## Task item
Find how many lines of the entries contain the word "title", then report that figure alone.

* * * *

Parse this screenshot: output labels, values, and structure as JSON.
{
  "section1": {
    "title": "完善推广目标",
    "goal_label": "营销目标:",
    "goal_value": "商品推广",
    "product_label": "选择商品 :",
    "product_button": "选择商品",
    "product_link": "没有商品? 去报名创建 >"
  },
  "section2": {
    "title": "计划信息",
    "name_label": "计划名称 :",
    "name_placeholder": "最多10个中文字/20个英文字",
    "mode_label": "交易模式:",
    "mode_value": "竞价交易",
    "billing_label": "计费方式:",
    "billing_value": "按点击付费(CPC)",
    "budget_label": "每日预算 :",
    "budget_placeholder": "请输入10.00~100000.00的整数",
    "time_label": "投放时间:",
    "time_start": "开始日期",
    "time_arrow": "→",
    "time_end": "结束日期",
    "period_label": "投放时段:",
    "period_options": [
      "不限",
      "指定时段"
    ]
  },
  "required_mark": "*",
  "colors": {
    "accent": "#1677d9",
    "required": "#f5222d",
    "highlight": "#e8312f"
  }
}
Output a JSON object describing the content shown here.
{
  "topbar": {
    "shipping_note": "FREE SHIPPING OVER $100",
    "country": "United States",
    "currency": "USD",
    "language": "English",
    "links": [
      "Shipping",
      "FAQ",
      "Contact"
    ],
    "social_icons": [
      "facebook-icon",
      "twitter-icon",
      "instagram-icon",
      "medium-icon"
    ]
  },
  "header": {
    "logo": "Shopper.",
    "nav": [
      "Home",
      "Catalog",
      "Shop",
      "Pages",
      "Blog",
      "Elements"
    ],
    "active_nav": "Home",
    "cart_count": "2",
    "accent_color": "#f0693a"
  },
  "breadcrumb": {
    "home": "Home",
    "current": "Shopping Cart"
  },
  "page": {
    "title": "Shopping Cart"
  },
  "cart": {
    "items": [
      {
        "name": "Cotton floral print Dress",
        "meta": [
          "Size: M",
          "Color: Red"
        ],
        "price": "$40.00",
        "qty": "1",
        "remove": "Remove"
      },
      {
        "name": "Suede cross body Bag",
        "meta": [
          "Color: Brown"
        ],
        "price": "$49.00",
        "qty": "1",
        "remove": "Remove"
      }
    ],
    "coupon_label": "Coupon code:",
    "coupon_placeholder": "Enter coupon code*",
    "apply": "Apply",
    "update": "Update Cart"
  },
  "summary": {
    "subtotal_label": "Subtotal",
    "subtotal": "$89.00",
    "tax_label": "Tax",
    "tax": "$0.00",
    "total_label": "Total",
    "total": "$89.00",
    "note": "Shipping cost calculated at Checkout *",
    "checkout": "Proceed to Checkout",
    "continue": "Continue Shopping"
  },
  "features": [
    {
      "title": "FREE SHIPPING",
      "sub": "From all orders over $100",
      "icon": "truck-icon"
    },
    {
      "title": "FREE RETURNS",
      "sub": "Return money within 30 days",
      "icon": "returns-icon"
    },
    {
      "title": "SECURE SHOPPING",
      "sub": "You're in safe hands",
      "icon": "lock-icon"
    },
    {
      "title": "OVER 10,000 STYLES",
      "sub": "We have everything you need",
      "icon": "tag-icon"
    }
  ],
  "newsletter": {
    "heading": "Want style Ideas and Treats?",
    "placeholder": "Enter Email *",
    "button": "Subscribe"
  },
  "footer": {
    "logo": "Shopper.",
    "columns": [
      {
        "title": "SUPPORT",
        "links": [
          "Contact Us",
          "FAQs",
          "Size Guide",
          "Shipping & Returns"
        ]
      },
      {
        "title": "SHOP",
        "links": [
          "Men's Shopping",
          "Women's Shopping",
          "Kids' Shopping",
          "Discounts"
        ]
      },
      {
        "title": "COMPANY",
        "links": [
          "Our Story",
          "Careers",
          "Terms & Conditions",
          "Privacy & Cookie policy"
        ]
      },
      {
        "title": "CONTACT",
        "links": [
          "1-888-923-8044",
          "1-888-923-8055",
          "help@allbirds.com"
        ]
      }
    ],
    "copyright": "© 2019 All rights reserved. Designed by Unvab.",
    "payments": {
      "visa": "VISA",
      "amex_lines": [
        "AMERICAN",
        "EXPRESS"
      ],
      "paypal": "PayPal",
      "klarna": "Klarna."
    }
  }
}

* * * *

## Expected output
11